    Step 1: Clean your skin
    An oil-free gentle cleanser is a must two times a day.  Many that are made for acne, may end up being harsh and / or may leave your skin dry or flaky.  Cleure Face & Body Wash is an excellent cleanser for acne skin.

    Step 2: Use Oil Free Moisturizer for Sensitive Skin
    Although your skin feels oily, keeping it healthy and hydrated is important.  Anything too greasy can clog pores.  Clogged pores means unhealthy skin and acne.  Buy a non-comedogenic oil free moisturizer, which means it should not clog pores or lead to acne.  You don't need to apply a heavy amount of oil-free moisturizer, but just a light amount will help hydration.  But make sure your skin is clean.

    Step 3: Weekly Exfoliating Scrub
    A regular weekly use of an exfoliating scrub, will help remove dead cells, allowing new healthy cells to rise to the surface.

    Step 4: Tips for preventing acne skin

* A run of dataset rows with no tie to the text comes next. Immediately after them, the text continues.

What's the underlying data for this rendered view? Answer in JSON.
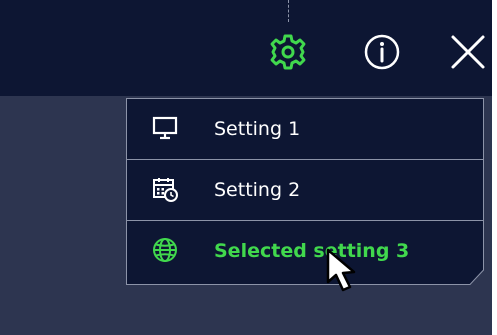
{
  "toolbar": {
    "buttons": [
      {
        "name": "settings",
        "icon": "gear-icon",
        "active": true
      },
      {
        "name": "info",
        "icon": "info-icon"
      },
      {
        "name": "close",
        "icon": "close-icon"
      }
    ]
  },
  "menu": {
    "items": [
      {
        "label": "Setting 1",
        "icon": "monitor-icon",
        "selected": false
      },
      {
        "label": "Setting 2",
        "icon": "calendar-clock-icon",
        "selected": false
      },
      {
        "label": "Selected setting 3",
        "icon": "globe-icon",
        "selected": true
      }
    ]
  },
  "colors": {
    "topbar_bg": "#0d1633",
    "panel_bg": "#2d3550",
    "accent_green": "#41d84d",
    "menu_border": "#8c93a8",
    "text": "#ffffff"
  }
}
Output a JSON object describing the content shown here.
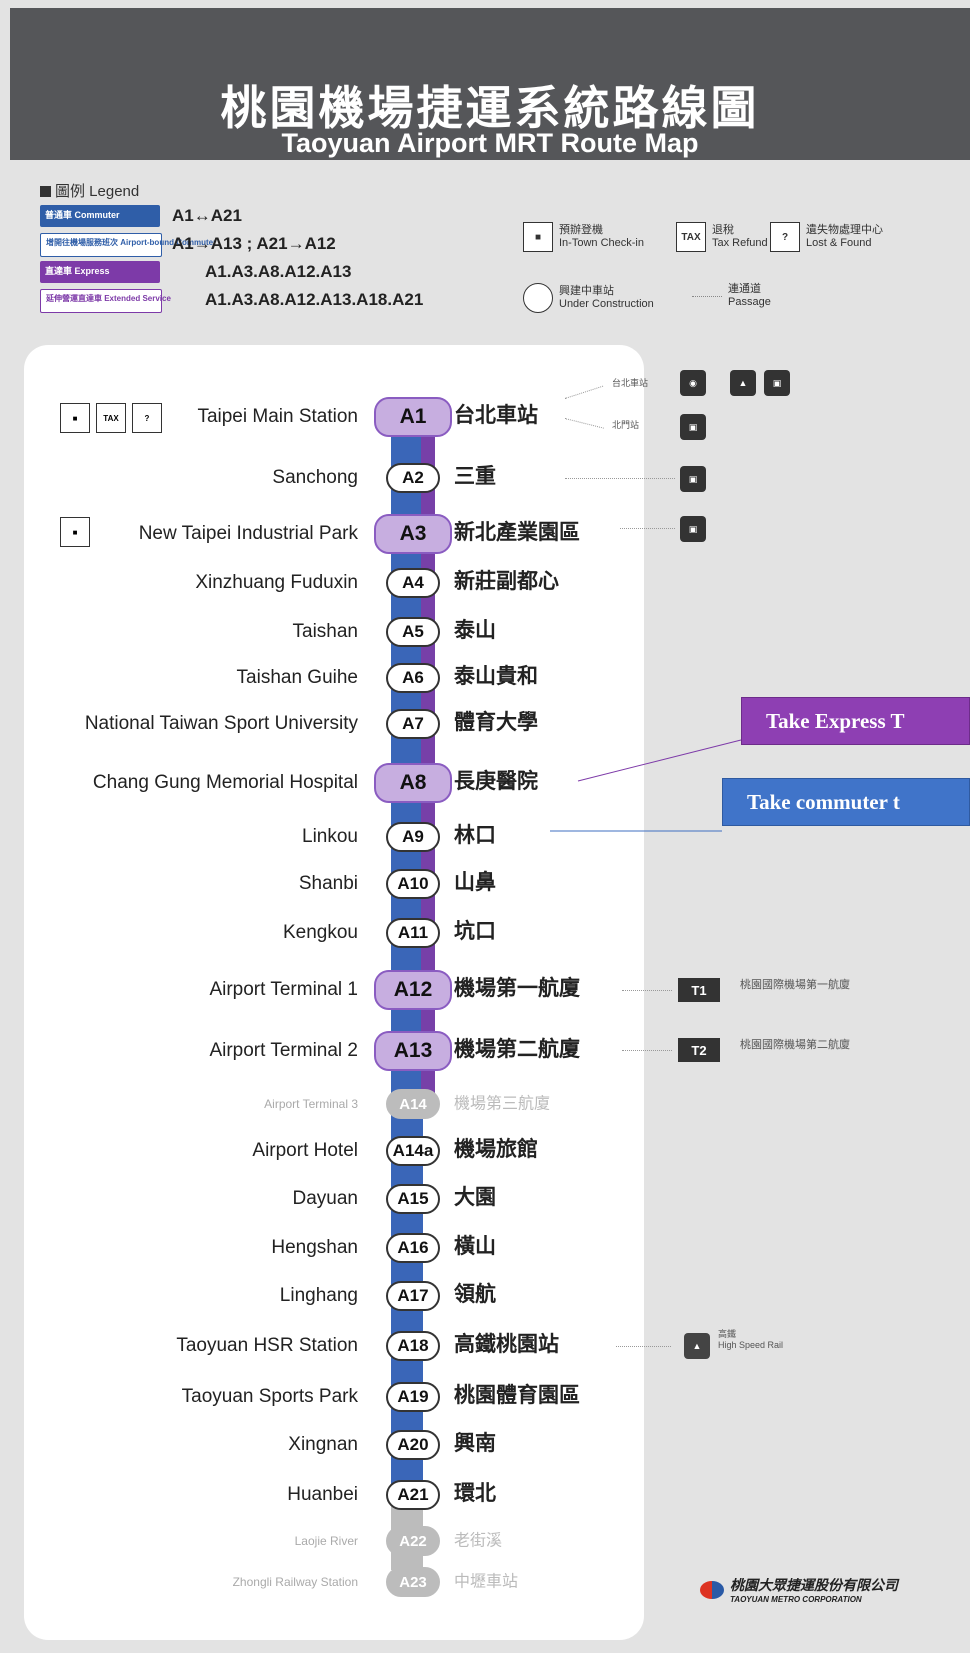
{
  "header": {
    "title_zh": "桃園機場捷運系統路線圖",
    "title_en": "Taoyuan Airport MRT Route Map"
  },
  "legend": {
    "title": "圖例 Legend",
    "rows": [
      {
        "label": "普通車 Commuter",
        "text": "A1↔A21",
        "color": "#2f5ea8"
      },
      {
        "label": "增開往機場服務班次 Airport-bound Commuter",
        "text": "A1→A13 ; A21→A12",
        "color": "#ffffff"
      },
      {
        "label": "直達車 Express",
        "text": "A1.A3.A8.A12.A13",
        "color": "#7d3aa8"
      },
      {
        "label": "延伸營運直達車 Extended Service",
        "text": "A1.A3.A8.A12.A13.A18.A21",
        "color": "#ffffff"
      }
    ],
    "services": [
      {
        "zh": "預辦登機",
        "en": "In-Town Check-in",
        "icon": "check-in-icon"
      },
      {
        "zh": "退稅",
        "en": "Tax Refund",
        "icon": "TAX"
      },
      {
        "zh": "遺失物處理中心",
        "en": "Lost & Found",
        "icon": "?"
      },
      {
        "zh": "興建中車站",
        "en": "Under Construction",
        "icon": "construction-icon"
      },
      {
        "zh": "連通道",
        "en": "Passage",
        "icon": "passage-line"
      }
    ]
  },
  "stations": [
    {
      "code": "A1",
      "en": "Taipei Main Station",
      "zh": "台北車站",
      "express": true
    },
    {
      "code": "A2",
      "en": "Sanchong",
      "zh": "三重",
      "express": false
    },
    {
      "code": "A3",
      "en": "New Taipei Industrial Park",
      "zh": "新北產業園區",
      "express": true
    },
    {
      "code": "A4",
      "en": "Xinzhuang Fuduxin",
      "zh": "新莊副都心",
      "express": false
    },
    {
      "code": "A5",
      "en": "Taishan",
      "zh": "泰山",
      "express": false
    },
    {
      "code": "A6",
      "en": "Taishan Guihe",
      "zh": "泰山貴和",
      "express": false
    },
    {
      "code": "A7",
      "en": "National Taiwan Sport University",
      "zh": "體育大學",
      "express": false
    },
    {
      "code": "A8",
      "en": "Chang Gung Memorial Hospital",
      "zh": "長庚醫院",
      "express": true
    },
    {
      "code": "A9",
      "en": "Linkou",
      "zh": "林口",
      "express": false
    },
    {
      "code": "A10",
      "en": "Shanbi",
      "zh": "山鼻",
      "express": false
    },
    {
      "code": "A11",
      "en": "Kengkou",
      "zh": "坑口",
      "express": false
    },
    {
      "code": "A12",
      "en": "Airport Terminal 1",
      "zh": "機場第一航廈",
      "express": true
    },
    {
      "code": "A13",
      "en": "Airport Terminal 2",
      "zh": "機場第二航廈",
      "express": true
    },
    {
      "code": "A14",
      "en": "Airport Terminal 3",
      "zh": "機場第三航廈",
      "express": false,
      "construction": true
    },
    {
      "code": "A14a",
      "en": "Airport Hotel",
      "zh": "機場旅館",
      "express": false
    },
    {
      "code": "A15",
      "en": "Dayuan",
      "zh": "大園",
      "express": false
    },
    {
      "code": "A16",
      "en": "Hengshan",
      "zh": "橫山",
      "express": false
    },
    {
      "code": "A17",
      "en": "Linghang",
      "zh": "領航",
      "express": false
    },
    {
      "code": "A18",
      "en": "Taoyuan HSR Station",
      "zh": "高鐵桃園站",
      "express": false
    },
    {
      "code": "A19",
      "en": "Taoyuan Sports Park",
      "zh": "桃園體育園區",
      "express": false
    },
    {
      "code": "A20",
      "en": "Xingnan",
      "zh": "興南",
      "express": false
    },
    {
      "code": "A21",
      "en": "Huanbei",
      "zh": "環北",
      "express": false
    },
    {
      "code": "A22",
      "en": "Laojie River",
      "zh": "老街溪",
      "express": false,
      "construction": true
    },
    {
      "code": "A23",
      "en": "Zhongli Railway Station",
      "zh": "中壢車站",
      "express": false,
      "construction": true
    }
  ],
  "connections": {
    "taipei_main": "台北車站",
    "beimen": "北門站",
    "terminal1_box": "T1",
    "terminal1_text": "桃園國際機場第一航廈",
    "terminal2_box": "T2",
    "terminal2_text": "桃園國際機場第二航廈",
    "hsr_zh": "高鐵",
    "hsr_en": "High Speed Rail"
  },
  "callouts": {
    "express": "Take Express T",
    "commuter": "Take commuter t"
  },
  "footer": {
    "company_zh": "桃園大眾捷運股份有限公司",
    "company_en": "TAOYUAN METRO CORPORATION"
  },
  "colors": {
    "express": "#7740a8",
    "commuter": "#3a66b8",
    "header": "#555659",
    "construction": "#bcbcbc"
  }
}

    • Avoid oil-based moisturizers and lotions.
    • Don't pick at your pimples or touch them.
    • Make sure to wash your hands before touching your face.
    • Scrubbing your skin too hard can damage your skin and promote acne
    • If you have dry skin with acne, use a moisturizer with shea butter.  Shea butter is hydrating, but won't clog pores.
    • Sunscreen SPF 15 before sun exposure will help prevent oil build up on your skin.
    • Use makeup that is oil free and contains UV protection.
    • Experts have founds foods like chocolate, don't cause acne.  But it makes sense that eating more vegetables and whole grains instead of greasy fast foods or junk foods, only helps your skin towards health.
    Oil free moisturizer for acne